Dataset records Block Start
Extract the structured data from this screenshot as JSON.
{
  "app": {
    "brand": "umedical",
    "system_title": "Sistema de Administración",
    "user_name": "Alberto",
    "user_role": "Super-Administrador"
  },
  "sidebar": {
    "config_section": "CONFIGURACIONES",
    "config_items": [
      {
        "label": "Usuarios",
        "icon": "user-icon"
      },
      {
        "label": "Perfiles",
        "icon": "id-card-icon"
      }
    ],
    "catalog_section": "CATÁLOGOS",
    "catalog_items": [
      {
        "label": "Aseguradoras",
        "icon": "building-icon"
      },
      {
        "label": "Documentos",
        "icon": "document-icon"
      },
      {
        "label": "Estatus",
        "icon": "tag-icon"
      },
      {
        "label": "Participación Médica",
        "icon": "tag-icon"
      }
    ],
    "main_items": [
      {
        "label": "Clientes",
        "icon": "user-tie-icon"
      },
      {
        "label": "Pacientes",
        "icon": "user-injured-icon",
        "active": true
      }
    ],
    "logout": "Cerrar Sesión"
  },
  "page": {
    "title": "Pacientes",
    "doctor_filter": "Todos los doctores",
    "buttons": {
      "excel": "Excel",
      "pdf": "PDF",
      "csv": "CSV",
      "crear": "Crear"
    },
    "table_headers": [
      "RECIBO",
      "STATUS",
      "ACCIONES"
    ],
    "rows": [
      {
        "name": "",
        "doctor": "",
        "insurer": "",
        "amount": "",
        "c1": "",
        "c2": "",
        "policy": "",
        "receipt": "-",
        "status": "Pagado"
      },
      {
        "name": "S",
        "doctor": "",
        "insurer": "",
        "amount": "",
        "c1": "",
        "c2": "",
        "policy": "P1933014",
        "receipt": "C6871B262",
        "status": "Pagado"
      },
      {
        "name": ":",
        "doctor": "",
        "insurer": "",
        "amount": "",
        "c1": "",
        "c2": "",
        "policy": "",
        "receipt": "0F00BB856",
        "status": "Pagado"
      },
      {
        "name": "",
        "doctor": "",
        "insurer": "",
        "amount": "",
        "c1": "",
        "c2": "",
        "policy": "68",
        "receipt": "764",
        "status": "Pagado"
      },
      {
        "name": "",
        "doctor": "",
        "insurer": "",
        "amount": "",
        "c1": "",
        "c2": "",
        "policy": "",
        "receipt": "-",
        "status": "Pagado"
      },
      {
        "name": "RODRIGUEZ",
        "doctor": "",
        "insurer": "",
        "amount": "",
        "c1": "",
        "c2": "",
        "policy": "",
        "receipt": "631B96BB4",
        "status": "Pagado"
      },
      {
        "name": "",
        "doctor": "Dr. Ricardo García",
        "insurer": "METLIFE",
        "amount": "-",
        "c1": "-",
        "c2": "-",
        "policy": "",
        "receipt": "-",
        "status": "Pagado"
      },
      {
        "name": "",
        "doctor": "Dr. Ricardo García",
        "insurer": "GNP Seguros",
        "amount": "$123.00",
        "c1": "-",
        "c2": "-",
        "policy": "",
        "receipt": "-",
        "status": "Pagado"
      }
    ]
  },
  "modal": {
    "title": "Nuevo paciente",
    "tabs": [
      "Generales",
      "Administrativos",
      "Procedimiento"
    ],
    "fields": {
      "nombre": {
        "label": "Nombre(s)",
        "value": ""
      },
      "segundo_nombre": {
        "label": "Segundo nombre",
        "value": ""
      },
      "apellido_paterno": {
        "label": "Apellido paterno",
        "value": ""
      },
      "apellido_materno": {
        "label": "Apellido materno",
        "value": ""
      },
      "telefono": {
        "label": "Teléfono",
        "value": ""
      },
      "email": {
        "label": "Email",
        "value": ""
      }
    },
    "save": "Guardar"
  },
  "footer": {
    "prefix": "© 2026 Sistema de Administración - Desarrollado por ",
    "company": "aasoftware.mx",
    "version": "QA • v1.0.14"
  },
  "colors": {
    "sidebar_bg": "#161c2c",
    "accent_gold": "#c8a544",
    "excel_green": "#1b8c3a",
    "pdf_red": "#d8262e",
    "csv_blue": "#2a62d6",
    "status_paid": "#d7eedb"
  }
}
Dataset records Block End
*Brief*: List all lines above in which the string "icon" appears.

*Final answer*:
        "icon": "user-icon"
        "icon": "id-card-icon"
        "icon": "building-icon"
        "icon": "document-icon"
        "icon": "tag-icon"
        "icon": "tag-icon"
        "icon": "user-tie-icon"
        "icon": "user-injured-icon",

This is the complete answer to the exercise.